The case went to trial and made headlines, sparking controversy over the nature of the crime. Specifically, what constituted polygamy, and was it still polygamy if the relationship was between women?
Hamilton was eventually charged with impersonating a man and being a vagrant, and was publicly whipped in four different towns and imprisoned. The story was fictionalized in Henry Fielding’s popular story from 1746, The Female Husband.
By 1752, Hamilton may have ended up in Philadelphia, working as a doctor. Detained for fraud after having been discovered to be a woman, Hamilton was soon released because no one came forward with accusations.
Bowles, Emily. “You Have Not What You Ought: Gender and Corporeal Intelligibility in Henry Fielding’s The Female Husband.” Genders Online Journal. Issue 52. 2010.
Norton, Rictor. “Lesbian Marriages in 18th Century England”, Lesbian History, 18 August 2009, updated 11 February 2010.
Ó Danachair, Donal. ed. “Mary Hamilton a woman who was imprisoned and whipped for marrying fourteen women, 1746.” The Newgate Calendar Vol. 3 (2009): 35. Ex-classics Project. Web. 2010.

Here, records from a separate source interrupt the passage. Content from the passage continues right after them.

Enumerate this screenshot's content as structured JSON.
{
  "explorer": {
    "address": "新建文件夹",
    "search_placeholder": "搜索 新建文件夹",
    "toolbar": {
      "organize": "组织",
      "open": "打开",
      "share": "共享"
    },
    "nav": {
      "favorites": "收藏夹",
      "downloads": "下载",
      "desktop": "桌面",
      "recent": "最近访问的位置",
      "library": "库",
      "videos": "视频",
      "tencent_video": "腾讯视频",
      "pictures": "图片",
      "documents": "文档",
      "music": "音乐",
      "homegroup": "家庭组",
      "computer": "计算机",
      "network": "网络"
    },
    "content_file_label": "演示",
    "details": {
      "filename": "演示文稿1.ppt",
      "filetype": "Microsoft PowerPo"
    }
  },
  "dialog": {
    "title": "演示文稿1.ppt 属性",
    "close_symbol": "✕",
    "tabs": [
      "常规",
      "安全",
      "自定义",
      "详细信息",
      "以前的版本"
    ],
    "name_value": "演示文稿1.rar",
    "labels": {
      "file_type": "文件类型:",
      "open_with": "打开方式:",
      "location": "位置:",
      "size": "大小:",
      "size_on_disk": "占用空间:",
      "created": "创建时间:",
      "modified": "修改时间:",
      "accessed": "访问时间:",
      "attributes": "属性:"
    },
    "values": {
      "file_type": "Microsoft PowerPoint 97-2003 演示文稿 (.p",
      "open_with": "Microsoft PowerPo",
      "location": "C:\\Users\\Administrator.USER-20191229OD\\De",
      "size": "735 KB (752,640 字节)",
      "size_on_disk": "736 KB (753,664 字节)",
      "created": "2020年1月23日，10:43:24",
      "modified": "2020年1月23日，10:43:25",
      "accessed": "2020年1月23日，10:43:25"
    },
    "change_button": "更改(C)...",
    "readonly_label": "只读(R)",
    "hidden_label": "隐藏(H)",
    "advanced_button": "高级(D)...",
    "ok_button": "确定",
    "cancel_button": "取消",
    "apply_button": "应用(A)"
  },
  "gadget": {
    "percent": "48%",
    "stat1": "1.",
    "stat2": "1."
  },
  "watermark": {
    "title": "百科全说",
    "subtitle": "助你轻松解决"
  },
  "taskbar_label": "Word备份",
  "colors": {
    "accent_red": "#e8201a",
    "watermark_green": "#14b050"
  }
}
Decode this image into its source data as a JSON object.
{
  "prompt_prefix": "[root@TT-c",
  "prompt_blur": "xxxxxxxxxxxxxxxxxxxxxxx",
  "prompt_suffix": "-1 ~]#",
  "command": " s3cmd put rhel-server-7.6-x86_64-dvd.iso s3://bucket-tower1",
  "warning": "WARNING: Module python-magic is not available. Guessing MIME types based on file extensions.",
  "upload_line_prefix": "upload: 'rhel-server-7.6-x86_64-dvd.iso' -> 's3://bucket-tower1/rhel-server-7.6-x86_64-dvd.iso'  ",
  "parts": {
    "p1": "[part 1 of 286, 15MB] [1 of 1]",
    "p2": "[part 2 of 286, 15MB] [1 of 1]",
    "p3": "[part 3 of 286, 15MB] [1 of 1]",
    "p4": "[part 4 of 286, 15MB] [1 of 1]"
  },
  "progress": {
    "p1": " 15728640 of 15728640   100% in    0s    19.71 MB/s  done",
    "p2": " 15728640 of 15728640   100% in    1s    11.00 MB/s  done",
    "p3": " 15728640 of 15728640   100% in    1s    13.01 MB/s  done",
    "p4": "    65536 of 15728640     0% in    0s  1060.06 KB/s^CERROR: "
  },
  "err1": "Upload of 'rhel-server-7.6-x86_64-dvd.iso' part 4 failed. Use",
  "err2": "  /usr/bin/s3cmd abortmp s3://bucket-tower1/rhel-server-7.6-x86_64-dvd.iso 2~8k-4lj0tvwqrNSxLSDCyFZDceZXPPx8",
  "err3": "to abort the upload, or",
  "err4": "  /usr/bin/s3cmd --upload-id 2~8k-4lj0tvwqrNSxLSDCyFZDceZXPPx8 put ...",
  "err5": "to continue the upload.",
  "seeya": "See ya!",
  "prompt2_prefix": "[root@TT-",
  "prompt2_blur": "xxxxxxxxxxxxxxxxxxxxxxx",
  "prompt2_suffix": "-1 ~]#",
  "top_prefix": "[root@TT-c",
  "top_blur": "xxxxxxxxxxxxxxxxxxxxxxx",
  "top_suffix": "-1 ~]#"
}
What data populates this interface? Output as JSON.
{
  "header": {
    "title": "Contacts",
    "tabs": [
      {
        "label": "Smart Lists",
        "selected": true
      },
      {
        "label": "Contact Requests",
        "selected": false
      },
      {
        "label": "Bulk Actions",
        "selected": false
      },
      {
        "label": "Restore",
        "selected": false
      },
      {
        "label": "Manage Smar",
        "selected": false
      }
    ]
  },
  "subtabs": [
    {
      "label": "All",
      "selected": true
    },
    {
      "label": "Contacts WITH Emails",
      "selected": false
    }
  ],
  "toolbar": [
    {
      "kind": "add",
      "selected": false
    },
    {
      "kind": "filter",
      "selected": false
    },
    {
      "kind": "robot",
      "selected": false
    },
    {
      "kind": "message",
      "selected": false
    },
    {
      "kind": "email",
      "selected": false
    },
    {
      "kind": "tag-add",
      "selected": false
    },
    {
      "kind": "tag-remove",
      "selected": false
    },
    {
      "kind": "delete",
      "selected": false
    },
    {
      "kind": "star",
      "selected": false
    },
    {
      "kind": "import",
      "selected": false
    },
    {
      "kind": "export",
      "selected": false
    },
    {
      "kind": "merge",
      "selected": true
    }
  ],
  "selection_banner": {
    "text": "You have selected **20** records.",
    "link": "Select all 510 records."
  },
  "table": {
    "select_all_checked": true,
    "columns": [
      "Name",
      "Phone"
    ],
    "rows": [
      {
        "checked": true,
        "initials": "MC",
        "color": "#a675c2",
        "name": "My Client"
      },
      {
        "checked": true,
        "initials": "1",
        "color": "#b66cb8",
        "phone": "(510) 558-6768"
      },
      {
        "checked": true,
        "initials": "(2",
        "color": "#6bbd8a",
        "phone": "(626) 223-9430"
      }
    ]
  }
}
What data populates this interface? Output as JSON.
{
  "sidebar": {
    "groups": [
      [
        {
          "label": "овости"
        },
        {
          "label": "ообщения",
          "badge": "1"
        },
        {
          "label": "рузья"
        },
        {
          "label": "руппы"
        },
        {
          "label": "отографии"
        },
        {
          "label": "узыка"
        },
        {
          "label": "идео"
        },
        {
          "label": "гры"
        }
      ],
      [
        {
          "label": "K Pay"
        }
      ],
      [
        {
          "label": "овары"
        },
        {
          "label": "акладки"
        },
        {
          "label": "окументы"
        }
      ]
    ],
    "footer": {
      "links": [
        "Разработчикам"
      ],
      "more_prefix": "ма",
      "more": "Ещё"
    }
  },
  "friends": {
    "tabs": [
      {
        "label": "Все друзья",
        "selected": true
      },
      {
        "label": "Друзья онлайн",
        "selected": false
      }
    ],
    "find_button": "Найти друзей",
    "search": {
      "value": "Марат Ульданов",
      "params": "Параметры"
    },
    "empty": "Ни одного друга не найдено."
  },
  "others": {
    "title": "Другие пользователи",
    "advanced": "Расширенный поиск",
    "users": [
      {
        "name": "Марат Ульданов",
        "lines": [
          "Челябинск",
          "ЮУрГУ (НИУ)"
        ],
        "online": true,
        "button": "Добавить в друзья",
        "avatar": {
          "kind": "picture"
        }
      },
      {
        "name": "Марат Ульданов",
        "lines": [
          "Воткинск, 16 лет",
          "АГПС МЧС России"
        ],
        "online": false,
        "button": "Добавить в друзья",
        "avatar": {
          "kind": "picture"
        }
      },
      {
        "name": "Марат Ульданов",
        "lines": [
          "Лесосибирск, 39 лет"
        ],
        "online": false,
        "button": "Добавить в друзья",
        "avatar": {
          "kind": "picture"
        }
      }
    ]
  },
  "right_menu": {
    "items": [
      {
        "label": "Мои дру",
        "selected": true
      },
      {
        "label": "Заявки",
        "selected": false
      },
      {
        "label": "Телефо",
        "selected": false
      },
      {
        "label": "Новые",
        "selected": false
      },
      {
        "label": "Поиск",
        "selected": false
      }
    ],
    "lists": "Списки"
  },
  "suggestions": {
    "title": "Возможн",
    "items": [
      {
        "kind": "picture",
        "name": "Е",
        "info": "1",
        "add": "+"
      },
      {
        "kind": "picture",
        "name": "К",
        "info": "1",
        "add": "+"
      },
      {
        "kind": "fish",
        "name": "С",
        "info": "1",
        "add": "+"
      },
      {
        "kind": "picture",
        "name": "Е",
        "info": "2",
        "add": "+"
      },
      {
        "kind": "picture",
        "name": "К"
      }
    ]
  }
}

Rupp, Leila J. Sapphistries: A Global History of Love Between Women. New York University Press, 2009.